“It’s no accident, I think, that tennis uses the language of life. Advantage, service, fault, break, love, the basic elements of tennis are those of everyday existence, because every match is a life in miniature.” – Andre Agassi
I’m reading “Open” an autobiography by Andre Agassi to the tune of Serena Williams and Petra Kvitova’s
There is something soothing about the noise of a tennis match playing in the background. The quiet stillness broken by occasional grunts, official’s monotone calls, shouts of elation from the crowd and announcers’ opinions on a player’s technique. Some find it boring; I find it incredibly relaxing.
I’m keen on Agassi’s writing style – one minute I’m laughing the next wiping tears from my eyes. I suppose too, it takes me back to my gymnastic days. The love/hate relationship, although I had more love than hate – a major contrast with that of Agassi and tennis.

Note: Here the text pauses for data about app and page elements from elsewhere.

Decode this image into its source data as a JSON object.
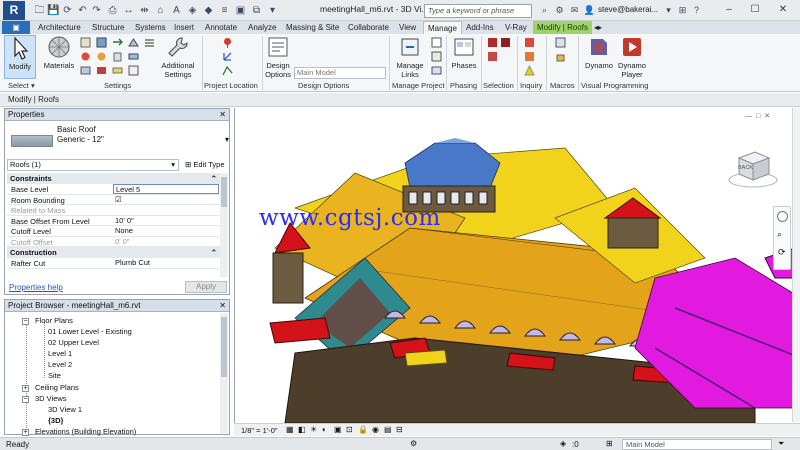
{
  "titlebar": {
    "app_icon_text": "R",
    "doc_title": "meetingHall_m6.rvt - 3D Vi...",
    "search_placeholder": "Type a keyword or phrase",
    "user": "steve@bakerai..."
  },
  "tabs": [
    {
      "label": "Architecture"
    },
    {
      "label": "Structure"
    },
    {
      "label": "Systems"
    },
    {
      "label": "Insert"
    },
    {
      "label": "Annotate"
    },
    {
      "label": "Analyze"
    },
    {
      "label": "Massing & Site"
    },
    {
      "label": "Collaborate"
    },
    {
      "label": "View"
    },
    {
      "label": "Manage"
    },
    {
      "label": "Add-Ins"
    },
    {
      "label": "V-Ray"
    },
    {
      "label": "Modify | Roofs"
    }
  ],
  "ribbon": {
    "modify": "Modify",
    "materials": "Materials",
    "additional_settings_1": "Additional",
    "additional_settings_2": "Settings",
    "design_options_1": "Design",
    "design_options_2": "Options",
    "main_model": "Main Model",
    "manage_links_1": "Manage",
    "manage_links_2": "Links",
    "phases": "Phases",
    "dynamo": "Dynamo",
    "dynamo_player_1": "Dynamo",
    "dynamo_player_2": "Player",
    "panels": {
      "select": "Select",
      "settings": "Settings",
      "project_location": "Project Location",
      "design_options": "Design Options",
      "manage_project": "Manage Project",
      "phasing": "Phasing",
      "selection": "Selection",
      "inquiry": "Inquiry",
      "macros": "Macros",
      "visual_programming": "Visual Programming"
    }
  },
  "optbar": {
    "label": "Modify | Roofs"
  },
  "properties": {
    "title": "Properties",
    "type_name": "Basic Roof",
    "type_sub": "Generic - 12\"",
    "instance_filter": "Roofs (1)",
    "edit_type": "Edit Type",
    "groups": {
      "constraints": "Constraints",
      "construction": "Construction"
    },
    "constraints_rows": [
      {
        "key": "Base Level",
        "value": "Level 5"
      },
      {
        "key": "Room Bounding",
        "value": "☑"
      },
      {
        "key": "Related to Mass",
        "value": ""
      },
      {
        "key": "Base Offset From Level",
        "value": "10'  0\""
      },
      {
        "key": "Cutoff Level",
        "value": "None"
      },
      {
        "key": "Cutoff Offset",
        "value": "0'  0\""
      }
    ],
    "construction_rows": [
      {
        "key": "Rafter Cut",
        "value": "Plumb Cut"
      }
    ],
    "help": "Properties help",
    "apply": "Apply"
  },
  "browser": {
    "title": "Project Browser - meetingHall_m6.rvt",
    "items": [
      {
        "label": "Floor Plans"
      },
      {
        "label": "01 Lower Level - Existing"
      },
      {
        "label": "02 Upper Level"
      },
      {
        "label": "Level 1"
      },
      {
        "label": "Level 2"
      },
      {
        "label": "Site"
      },
      {
        "label": "Ceiling Plans"
      },
      {
        "label": "3D Views"
      },
      {
        "label": "3D View 1"
      },
      {
        "label": "{3D}"
      },
      {
        "label": "Elevations (Building Elevation)"
      }
    ]
  },
  "viewcube": {
    "label": "BACK"
  },
  "viewctl": {
    "scale": "1/8\" = 1'-0\""
  },
  "status": {
    "text": "Ready",
    "zero": ":0",
    "model": "Main Model"
  },
  "watermark": "www.cgtsj.com"
}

My parents put me in gymnastics after I watched Mary Lou Retton in the 1984 Los Angels Olympics. They say I flipped around the living room and decided a gym would be safer than the furniture. I feel in love at the age of 5 and had a difficult time pulling myself out at 16 – a back injury that haunts me to this day. Something about the risk of bending my body in weird directions, the challenge of concurring a difficult skill and the, often, intense competition between gymnasts – it gripped me.
Despite the bad days, injuries and full practice schedule, I couldn’t get enough.

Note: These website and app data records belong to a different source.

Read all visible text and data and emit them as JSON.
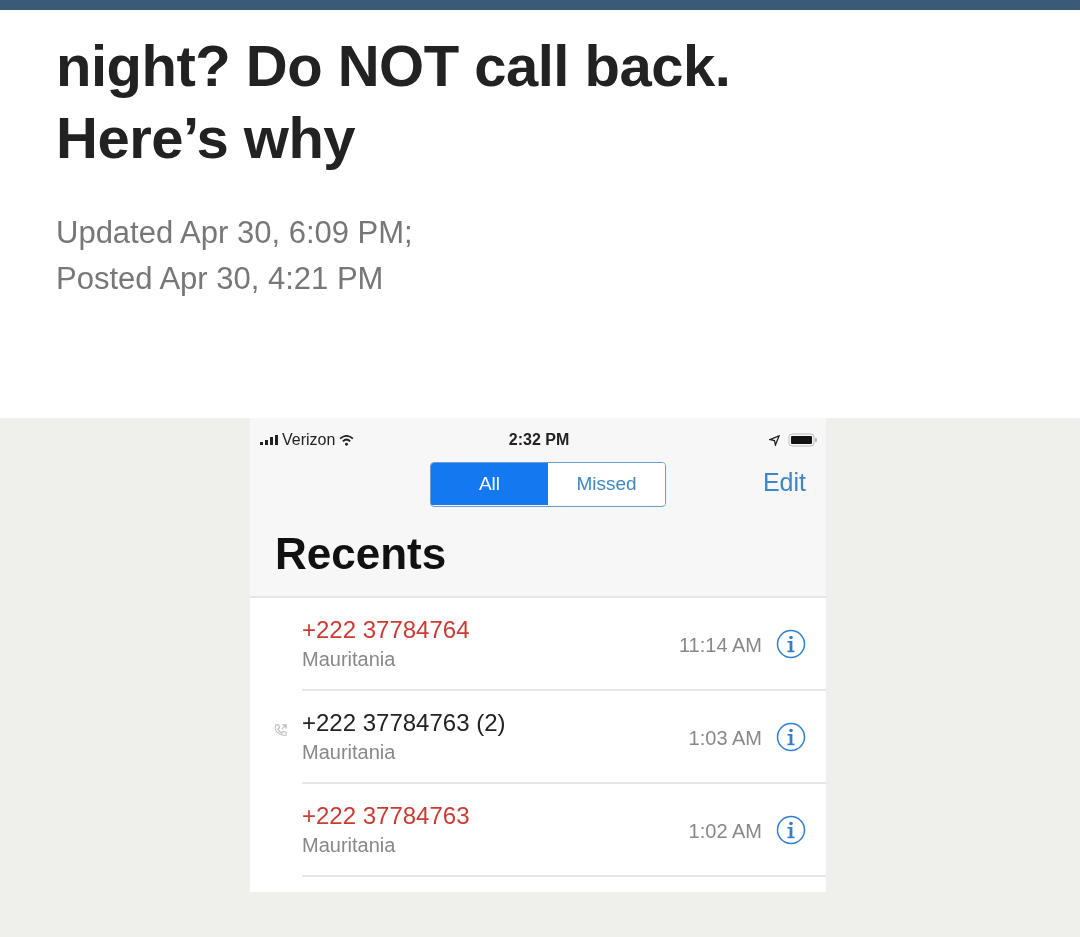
{
  "article": {
    "headline": "night? Do NOT call back. Here’s why",
    "updated": "Updated Apr 30, 6:09 PM;",
    "posted": "Posted Apr 30, 4:21 PM"
  },
  "phone": {
    "status_bar": {
      "carrier": "Verizon",
      "time": "2:32 PM"
    },
    "segments": [
      {
        "label": "All",
        "selected": true
      },
      {
        "label": "Missed",
        "selected": false
      }
    ],
    "edit": "Edit",
    "title": "Recents",
    "calls": [
      {
        "kind": "missed",
        "number": "+222 37784764",
        "place": "Mauritania",
        "time": "11:14 AM"
      },
      {
        "kind": "outgoing",
        "number": "+222 37784763 (2)",
        "place": "Mauritania",
        "time": "1:03 AM"
      },
      {
        "kind": "missed",
        "number": "+222 37784763",
        "place": "Mauritania",
        "time": "1:02 AM"
      }
    ]
  }
}
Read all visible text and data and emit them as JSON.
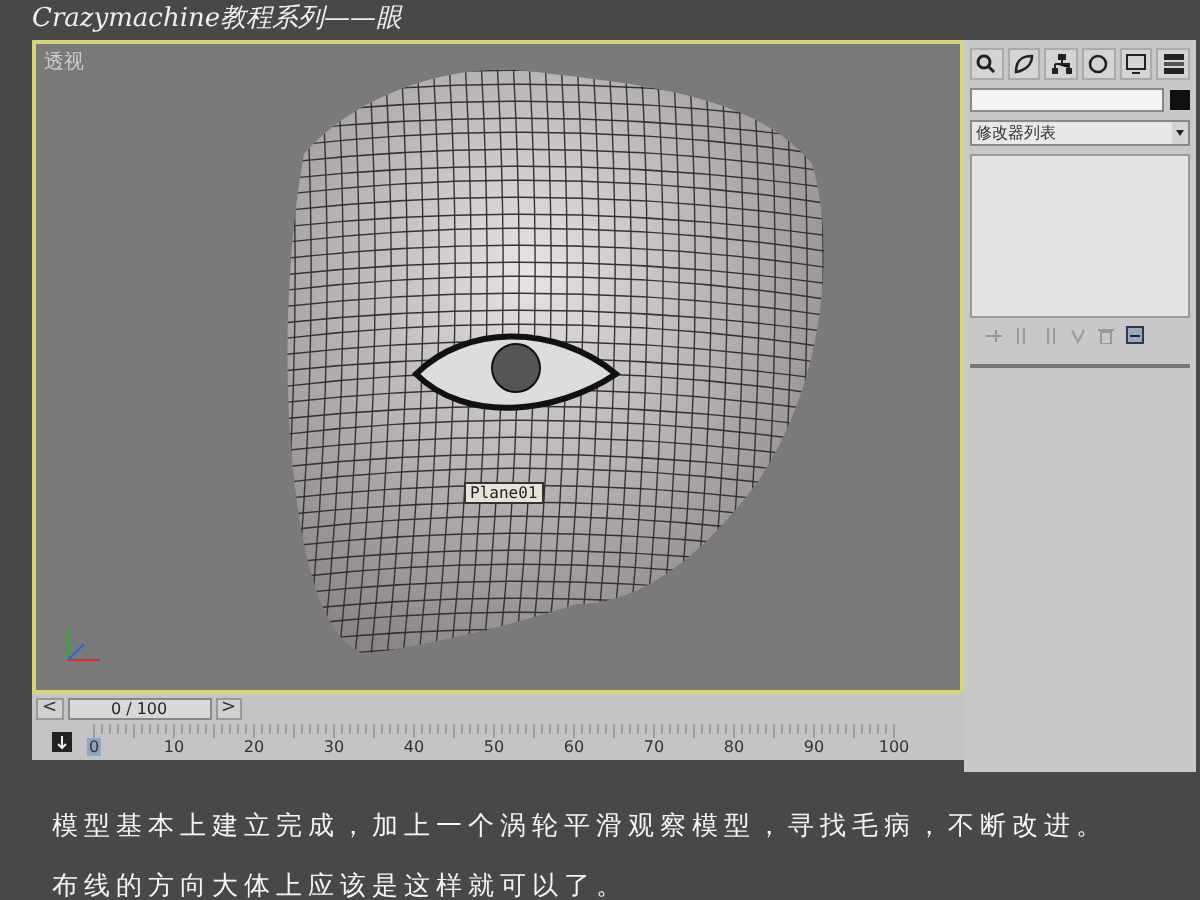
{
  "title": "Crazymachine教程系列——眼",
  "viewport": {
    "label": "透视",
    "object_tooltip": "Plane01"
  },
  "time_slider": {
    "prev": "<",
    "frame": "0 / 100",
    "next": ">"
  },
  "ruler": {
    "labels": [
      {
        "label": "0",
        "selected": true
      },
      {
        "label": "10",
        "selected": false
      },
      {
        "label": "20",
        "selected": false
      },
      {
        "label": "30",
        "selected": false
      },
      {
        "label": "40",
        "selected": false
      },
      {
        "label": "50",
        "selected": false
      },
      {
        "label": "60",
        "selected": false
      },
      {
        "label": "70",
        "selected": false
      },
      {
        "label": "80",
        "selected": false
      },
      {
        "label": "90",
        "selected": false
      },
      {
        "label": "100",
        "selected": false
      }
    ]
  },
  "command_panel": {
    "modifier_list": "修改器列表"
  },
  "caption": [
    "模型基本上建立完成，加上一个涡轮平滑观察模型，寻找毛病，不断改进。",
    "布线的方向大体上应该是这样就可以了。"
  ]
}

“Please let it be over. I don’t want it to be over.” – Andre Agassi